Where to Eat in Greenwich Village
As an NYC local and tour guide, I can’t send you down to Greenwich Village without tipping you off to some of the best places to grab food and treats. This list will get you started.
Grab a slice at Artichoke Basil Pizza.
Artichoke Pizza is one of New York City’s most famous late-night pizza spots. At the Village location, you’re sure to see it packed with hungry NYU students who are staying out late studying or heading home after a night on the town. Their margherita slices are great, but the main attraction is the artichoke slice topped with artichoke hearts, spinach, and cream sauce.
Get a scoop of cookie dough at DŌ.
DŌ serves up various cookie dough flavors in scoop form, like an ice cream cone. Their delicious treats, which have been featured in The New York Times and Time Magazine, come in such rich offerings as cake batter, fluffernutter, and oatmeal M&M. You might be tempted to get two scoops, but trust me, one is enough.

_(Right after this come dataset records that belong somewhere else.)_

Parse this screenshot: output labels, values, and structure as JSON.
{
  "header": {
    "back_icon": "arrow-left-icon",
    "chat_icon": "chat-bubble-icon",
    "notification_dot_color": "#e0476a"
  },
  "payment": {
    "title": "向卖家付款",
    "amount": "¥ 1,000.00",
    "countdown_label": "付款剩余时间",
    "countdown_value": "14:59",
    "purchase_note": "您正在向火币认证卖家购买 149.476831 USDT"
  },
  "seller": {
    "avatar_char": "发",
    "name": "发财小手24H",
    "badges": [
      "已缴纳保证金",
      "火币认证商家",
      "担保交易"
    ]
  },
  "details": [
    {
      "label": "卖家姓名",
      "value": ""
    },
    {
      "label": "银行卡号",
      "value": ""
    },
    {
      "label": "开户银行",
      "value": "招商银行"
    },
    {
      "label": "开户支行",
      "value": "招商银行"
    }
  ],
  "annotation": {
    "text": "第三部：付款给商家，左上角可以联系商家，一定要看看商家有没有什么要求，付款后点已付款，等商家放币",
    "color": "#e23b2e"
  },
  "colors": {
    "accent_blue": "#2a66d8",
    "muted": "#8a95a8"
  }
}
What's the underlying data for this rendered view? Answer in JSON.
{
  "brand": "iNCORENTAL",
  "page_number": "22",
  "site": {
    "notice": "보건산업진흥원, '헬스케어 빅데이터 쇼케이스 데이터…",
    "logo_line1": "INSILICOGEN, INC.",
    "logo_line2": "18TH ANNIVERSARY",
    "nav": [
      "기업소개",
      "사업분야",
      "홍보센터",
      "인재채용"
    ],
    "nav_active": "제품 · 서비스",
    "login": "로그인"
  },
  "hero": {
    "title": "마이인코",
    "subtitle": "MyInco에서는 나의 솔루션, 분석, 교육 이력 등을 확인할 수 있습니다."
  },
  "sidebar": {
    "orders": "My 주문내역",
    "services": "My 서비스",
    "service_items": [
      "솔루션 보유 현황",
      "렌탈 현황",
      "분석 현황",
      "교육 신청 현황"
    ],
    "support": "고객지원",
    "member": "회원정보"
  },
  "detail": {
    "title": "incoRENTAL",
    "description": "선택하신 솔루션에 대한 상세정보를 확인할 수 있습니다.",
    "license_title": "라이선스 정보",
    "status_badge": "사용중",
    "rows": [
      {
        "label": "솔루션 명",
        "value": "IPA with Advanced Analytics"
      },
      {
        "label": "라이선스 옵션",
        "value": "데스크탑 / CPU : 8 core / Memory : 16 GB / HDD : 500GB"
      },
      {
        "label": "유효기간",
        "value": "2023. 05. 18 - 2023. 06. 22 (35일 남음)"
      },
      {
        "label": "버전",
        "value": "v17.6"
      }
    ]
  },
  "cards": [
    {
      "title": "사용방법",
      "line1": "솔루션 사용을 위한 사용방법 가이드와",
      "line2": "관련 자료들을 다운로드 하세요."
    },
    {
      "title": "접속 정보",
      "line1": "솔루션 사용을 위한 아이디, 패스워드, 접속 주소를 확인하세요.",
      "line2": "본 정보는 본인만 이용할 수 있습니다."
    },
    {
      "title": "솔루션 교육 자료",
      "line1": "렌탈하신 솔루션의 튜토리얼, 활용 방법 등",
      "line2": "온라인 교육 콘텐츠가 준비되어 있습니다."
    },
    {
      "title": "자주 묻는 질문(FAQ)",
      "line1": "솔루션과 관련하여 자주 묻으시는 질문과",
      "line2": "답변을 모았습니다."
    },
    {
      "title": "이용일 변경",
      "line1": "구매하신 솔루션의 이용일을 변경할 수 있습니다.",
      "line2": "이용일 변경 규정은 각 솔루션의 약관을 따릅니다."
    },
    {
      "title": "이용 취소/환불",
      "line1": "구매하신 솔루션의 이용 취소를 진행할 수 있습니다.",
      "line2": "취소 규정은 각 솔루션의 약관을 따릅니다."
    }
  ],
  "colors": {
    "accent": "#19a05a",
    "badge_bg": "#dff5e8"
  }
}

Split a pastrami sandwich at Katz’s.
I’m bending the rules here, because Katz’s Delicatessen is right on the southern end of the Village, on the southside of Houston Street, pretty much the gateway to the Lower East Side. But trust me, even if you have to walk 10-15 minutes, it’s worth it.
Established in 1888, Katz’s is about as authentic as it gets in New York, and you can’t get this experience anywhere else. They cure their corned beef and pastrami for 30 days, resulting in a tender, succulent meat that they layer on top of pillowy rye bread. I don’t even like pastrami, and Katz’s serves up one of the best sandwiches I’ve ever had.
Have a picnic in the park.
Any of the stops above work great if you want to take them to go. When the weather’s nice, a picnic at Washington Square Park can’t be beat.
Greenwich Village: Your New Favorite NYC Neighborhood?
A trip to NYC wouldn’t be complete without visiting Greenwich Village. From counterculture to college campus, the neighborhood has cemented itself in NYC history over the decades.
Whether you spend your time there lounging under a tree in Washington Square Park, laughing until it hurts at the Comedy Cellar, or channeling your inner poet over a cup of coffee, the Village is sure to capture your heart.